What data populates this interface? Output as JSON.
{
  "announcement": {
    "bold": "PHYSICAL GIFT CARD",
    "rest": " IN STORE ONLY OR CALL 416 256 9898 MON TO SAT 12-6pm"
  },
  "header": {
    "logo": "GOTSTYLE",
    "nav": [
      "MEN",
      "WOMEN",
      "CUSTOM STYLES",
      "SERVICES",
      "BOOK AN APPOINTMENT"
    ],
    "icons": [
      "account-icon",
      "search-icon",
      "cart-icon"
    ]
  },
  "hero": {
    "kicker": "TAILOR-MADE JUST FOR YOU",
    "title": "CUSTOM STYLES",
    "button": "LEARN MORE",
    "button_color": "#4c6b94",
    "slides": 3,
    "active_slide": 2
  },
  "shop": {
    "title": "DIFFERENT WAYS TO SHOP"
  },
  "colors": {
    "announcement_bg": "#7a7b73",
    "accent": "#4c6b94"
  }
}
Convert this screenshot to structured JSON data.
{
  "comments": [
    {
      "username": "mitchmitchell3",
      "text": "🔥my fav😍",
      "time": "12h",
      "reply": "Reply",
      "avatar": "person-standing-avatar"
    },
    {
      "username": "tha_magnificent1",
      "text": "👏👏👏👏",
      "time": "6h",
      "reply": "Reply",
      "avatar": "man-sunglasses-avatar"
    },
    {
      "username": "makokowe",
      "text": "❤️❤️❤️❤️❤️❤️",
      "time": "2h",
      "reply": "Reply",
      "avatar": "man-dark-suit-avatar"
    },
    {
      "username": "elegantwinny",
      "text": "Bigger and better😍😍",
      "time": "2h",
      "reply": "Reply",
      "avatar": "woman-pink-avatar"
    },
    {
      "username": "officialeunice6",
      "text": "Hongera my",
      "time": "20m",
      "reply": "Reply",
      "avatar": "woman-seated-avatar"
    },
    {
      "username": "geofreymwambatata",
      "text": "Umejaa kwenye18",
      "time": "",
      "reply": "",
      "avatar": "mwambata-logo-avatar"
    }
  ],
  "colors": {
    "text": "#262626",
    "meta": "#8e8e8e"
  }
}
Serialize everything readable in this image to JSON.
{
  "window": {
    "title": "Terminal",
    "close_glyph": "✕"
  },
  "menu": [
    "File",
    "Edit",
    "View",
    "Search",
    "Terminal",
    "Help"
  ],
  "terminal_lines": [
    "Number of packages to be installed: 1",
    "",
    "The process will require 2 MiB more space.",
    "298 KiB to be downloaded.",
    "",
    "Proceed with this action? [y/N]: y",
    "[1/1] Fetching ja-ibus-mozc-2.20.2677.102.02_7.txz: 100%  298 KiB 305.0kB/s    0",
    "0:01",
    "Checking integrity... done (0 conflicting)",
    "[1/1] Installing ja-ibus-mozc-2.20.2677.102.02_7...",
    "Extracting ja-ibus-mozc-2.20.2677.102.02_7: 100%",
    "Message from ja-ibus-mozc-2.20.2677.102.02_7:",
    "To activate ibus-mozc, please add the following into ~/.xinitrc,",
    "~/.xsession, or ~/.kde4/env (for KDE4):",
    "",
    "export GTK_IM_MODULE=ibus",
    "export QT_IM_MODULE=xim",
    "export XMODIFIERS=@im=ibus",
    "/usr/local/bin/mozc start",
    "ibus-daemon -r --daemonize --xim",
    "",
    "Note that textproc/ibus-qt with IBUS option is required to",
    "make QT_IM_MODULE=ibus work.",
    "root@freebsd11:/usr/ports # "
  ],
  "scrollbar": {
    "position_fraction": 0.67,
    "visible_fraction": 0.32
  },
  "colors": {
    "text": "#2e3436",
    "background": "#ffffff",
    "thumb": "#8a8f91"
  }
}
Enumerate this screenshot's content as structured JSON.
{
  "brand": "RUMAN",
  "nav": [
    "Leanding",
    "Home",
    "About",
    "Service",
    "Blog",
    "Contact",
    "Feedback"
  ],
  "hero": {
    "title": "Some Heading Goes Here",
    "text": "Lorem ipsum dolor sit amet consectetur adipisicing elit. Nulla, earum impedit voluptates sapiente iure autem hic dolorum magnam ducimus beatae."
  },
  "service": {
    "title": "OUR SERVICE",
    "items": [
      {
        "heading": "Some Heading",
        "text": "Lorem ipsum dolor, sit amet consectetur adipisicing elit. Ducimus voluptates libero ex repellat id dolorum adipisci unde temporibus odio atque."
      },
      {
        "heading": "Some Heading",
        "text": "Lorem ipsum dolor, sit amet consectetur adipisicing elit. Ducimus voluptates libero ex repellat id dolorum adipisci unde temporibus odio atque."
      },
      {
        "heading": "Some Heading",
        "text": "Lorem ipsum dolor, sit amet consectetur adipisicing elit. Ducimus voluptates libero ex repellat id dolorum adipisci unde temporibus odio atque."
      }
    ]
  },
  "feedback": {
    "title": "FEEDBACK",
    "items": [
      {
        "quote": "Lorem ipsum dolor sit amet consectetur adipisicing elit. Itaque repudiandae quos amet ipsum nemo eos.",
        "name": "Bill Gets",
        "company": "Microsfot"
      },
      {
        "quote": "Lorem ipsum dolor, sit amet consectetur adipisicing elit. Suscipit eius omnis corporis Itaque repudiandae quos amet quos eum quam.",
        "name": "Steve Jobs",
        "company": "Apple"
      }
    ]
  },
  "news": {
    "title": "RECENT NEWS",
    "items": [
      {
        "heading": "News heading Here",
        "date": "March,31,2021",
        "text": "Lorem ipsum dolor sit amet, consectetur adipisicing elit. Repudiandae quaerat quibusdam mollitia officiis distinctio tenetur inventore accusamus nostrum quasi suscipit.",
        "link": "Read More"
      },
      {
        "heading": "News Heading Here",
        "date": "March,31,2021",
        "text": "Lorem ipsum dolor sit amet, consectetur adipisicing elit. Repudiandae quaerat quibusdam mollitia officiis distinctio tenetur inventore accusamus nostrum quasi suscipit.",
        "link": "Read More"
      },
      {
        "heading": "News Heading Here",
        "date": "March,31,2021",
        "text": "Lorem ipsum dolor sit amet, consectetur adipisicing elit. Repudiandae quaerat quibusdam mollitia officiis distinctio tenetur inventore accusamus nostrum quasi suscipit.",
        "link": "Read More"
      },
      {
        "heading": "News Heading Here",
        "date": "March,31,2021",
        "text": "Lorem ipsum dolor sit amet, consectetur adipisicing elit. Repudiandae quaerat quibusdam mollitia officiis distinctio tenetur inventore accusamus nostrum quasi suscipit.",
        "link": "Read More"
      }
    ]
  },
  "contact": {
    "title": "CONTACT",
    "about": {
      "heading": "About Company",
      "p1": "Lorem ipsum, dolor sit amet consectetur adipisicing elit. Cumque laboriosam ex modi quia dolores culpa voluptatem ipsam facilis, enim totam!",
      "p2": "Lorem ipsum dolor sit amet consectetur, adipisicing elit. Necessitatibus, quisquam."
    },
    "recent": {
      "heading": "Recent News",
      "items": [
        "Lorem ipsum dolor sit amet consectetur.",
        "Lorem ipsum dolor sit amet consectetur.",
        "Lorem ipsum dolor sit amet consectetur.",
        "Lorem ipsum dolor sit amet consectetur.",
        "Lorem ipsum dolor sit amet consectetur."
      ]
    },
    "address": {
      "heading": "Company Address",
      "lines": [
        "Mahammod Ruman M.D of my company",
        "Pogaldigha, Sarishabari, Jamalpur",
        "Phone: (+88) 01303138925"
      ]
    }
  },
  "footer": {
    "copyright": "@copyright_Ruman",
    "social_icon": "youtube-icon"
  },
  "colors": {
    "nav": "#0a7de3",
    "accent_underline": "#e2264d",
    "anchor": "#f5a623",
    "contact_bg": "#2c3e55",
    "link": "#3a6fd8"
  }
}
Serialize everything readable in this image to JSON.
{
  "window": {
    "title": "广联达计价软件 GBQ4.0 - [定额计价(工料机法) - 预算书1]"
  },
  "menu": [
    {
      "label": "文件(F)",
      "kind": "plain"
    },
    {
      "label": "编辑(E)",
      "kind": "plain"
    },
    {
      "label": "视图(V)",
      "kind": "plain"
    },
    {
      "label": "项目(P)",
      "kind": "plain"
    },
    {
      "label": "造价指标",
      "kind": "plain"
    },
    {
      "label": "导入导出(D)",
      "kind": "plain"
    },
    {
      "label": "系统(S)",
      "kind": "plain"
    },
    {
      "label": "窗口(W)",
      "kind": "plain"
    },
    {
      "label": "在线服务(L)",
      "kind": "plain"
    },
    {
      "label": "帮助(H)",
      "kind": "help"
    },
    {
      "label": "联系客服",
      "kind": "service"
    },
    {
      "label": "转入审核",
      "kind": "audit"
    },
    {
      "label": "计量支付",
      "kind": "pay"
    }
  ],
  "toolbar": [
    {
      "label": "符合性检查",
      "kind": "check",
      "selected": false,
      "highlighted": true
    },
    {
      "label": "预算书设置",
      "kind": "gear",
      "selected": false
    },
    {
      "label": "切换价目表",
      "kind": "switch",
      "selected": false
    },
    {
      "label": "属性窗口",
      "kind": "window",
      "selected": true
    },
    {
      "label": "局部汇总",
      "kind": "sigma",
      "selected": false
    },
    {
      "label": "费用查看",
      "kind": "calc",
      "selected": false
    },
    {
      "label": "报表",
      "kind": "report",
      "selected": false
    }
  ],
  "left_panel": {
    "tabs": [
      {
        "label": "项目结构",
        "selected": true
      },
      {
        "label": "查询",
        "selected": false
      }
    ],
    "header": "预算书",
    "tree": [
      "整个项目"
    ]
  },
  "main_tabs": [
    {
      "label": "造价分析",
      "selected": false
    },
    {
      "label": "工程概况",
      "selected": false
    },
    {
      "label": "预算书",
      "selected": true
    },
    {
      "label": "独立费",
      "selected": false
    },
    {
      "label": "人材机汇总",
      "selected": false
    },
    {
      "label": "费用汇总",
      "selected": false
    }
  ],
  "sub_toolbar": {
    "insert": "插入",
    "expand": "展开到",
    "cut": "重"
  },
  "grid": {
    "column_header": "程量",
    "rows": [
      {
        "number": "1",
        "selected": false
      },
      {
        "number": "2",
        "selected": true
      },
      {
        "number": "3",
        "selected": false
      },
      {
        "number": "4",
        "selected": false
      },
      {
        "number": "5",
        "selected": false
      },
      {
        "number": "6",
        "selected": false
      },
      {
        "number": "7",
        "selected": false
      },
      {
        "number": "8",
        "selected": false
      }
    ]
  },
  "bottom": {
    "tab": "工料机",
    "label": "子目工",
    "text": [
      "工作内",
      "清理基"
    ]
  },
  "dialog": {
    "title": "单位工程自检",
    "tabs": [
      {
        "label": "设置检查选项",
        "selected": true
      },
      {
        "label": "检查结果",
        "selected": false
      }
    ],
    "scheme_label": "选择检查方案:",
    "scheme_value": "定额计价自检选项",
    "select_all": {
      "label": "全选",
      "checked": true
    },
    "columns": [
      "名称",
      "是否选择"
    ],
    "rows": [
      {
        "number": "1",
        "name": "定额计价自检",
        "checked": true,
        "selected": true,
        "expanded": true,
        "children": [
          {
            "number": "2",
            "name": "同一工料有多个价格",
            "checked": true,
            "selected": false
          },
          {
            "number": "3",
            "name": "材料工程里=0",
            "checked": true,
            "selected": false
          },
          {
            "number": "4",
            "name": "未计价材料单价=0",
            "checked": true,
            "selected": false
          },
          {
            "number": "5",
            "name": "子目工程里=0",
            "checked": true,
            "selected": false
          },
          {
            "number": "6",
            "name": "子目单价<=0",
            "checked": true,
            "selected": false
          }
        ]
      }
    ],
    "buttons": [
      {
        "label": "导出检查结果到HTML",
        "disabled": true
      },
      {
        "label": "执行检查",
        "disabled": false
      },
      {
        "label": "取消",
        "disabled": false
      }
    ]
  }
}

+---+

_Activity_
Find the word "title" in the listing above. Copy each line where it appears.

_Exercise answer_
    "title": "CUSTOM STYLES",
    "title": "DIFFERENT WAYS TO SHOP"
    "title": "Terminal",
    "title": "Some Heading Goes Here",
    "title": "OUR SERVICE",
    "title": "FEEDBACK",
    "title": "RECENT NEWS",
    "title": "CONTACT",
    "title": "广联达计价软件 GBQ4.0 - [定额计价(工料机法) - 预算书1]"
    "title": "单位工程自检",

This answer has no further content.